Dataset excerpts.
****************************************

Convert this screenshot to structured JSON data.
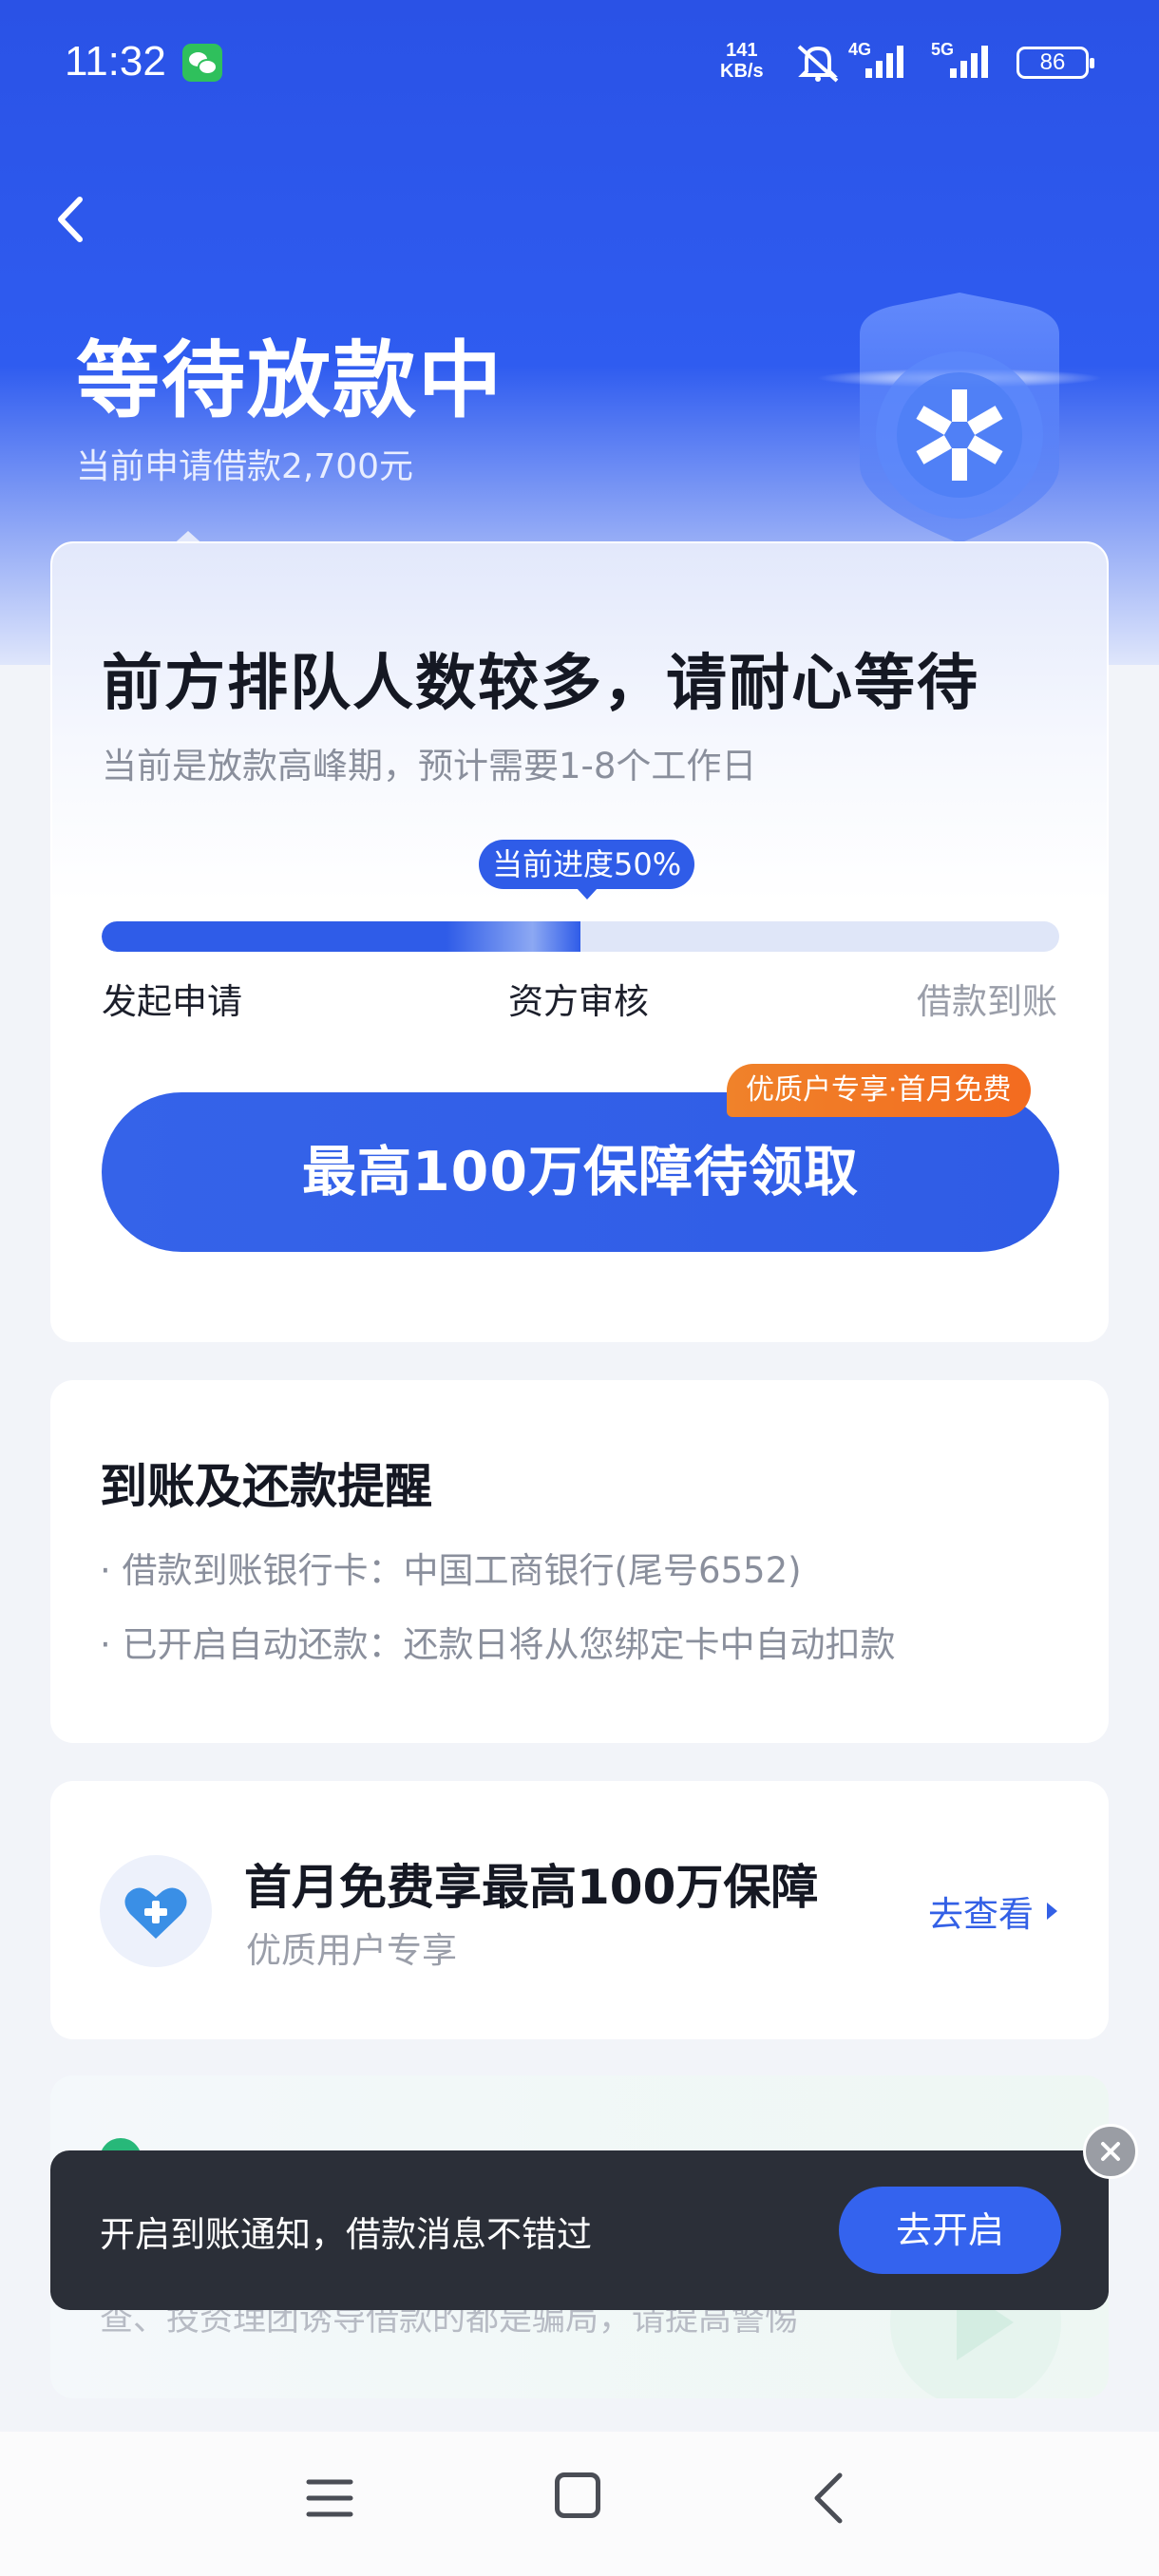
{
  "status_bar": {
    "time": "11:32",
    "net_speed_value": "141",
    "net_speed_unit": "KB/s",
    "signal_1_label": "4G",
    "signal_2_label": "5G",
    "battery": "86",
    "icons": [
      "wechat-icon",
      "mute-icon",
      "signal-icon",
      "battery-icon"
    ]
  },
  "header": {
    "title": "等待放款中",
    "subtitle": "当前申请借款2,700元"
  },
  "progress_card": {
    "title": "前方排队人数较多，请耐心等待",
    "subtitle": "当前是放款高峰期，预计需要1-8个工作日",
    "progress_tip": "当前进度50%",
    "progress_fraction": 0.5,
    "steps": [
      "发起申请",
      "资方审核",
      "借款到账"
    ],
    "cta_label": "最高100万保障待领取",
    "promo_badge": "优质户专享·首月免费"
  },
  "reminder_card": {
    "title": "到账及还款提醒",
    "items": [
      "· 借款到账银行卡：中国工商银行(尾号6552)",
      "· 已开启自动还款：还款日将从您绑定卡中自动扣款"
    ]
  },
  "guarantee_card": {
    "title": "首月免费享最高100万保障",
    "subtitle": "优质用户专享",
    "link_label": "去查看"
  },
  "warning_card": {
    "text": "查、投资理团诱导借款的都是骗局，请提高警惕"
  },
  "toast": {
    "text": "开启到账通知，借款消息不错过",
    "button_label": "去开启"
  },
  "colors": {
    "brand_blue": "#2f5ce8",
    "promo_orange": "#f0822a",
    "toast_bg": "#2b2f38"
  }
}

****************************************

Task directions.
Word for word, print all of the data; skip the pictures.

Solution for this task.
Convert this screenshot to structured JSON data.
{
  "status_bar": {
    "time": "11:32",
    "net_speed_value": "141",
    "net_speed_unit": "KB/s",
    "signal_1_label": "4G",
    "signal_2_label": "5G",
    "battery": "86",
    "icons": [
      "wechat-icon",
      "mute-icon",
      "signal-icon",
      "battery-icon"
    ]
  },
  "header": {
    "title": "等待放款中",
    "subtitle": "当前申请借款2,700元"
  },
  "progress_card": {
    "title": "前方排队人数较多，请耐心等待",
    "subtitle": "当前是放款高峰期，预计需要1-8个工作日",
    "progress_tip": "当前进度50%",
    "progress_fraction": 0.5,
    "steps": [
      "发起申请",
      "资方审核",
      "借款到账"
    ],
    "cta_label": "最高100万保障待领取",
    "promo_badge": "优质户专享·首月免费"
  },
  "reminder_card": {
    "title": "到账及还款提醒",
    "items": [
      "· 借款到账银行卡：中国工商银行(尾号6552)",
      "· 已开启自动还款：还款日将从您绑定卡中自动扣款"
    ]
  },
  "guarantee_card": {
    "title": "首月免费享最高100万保障",
    "subtitle": "优质用户专享",
    "link_label": "去查看"
  },
  "warning_card": {
    "text": "查、投资理团诱导借款的都是骗局，请提高警惕"
  },
  "toast": {
    "text": "开启到账通知，借款消息不错过",
    "button_label": "去开启"
  },
  "colors": {
    "brand_blue": "#2f5ce8",
    "promo_orange": "#f0822a",
    "toast_bg": "#2b2f38"
  }
}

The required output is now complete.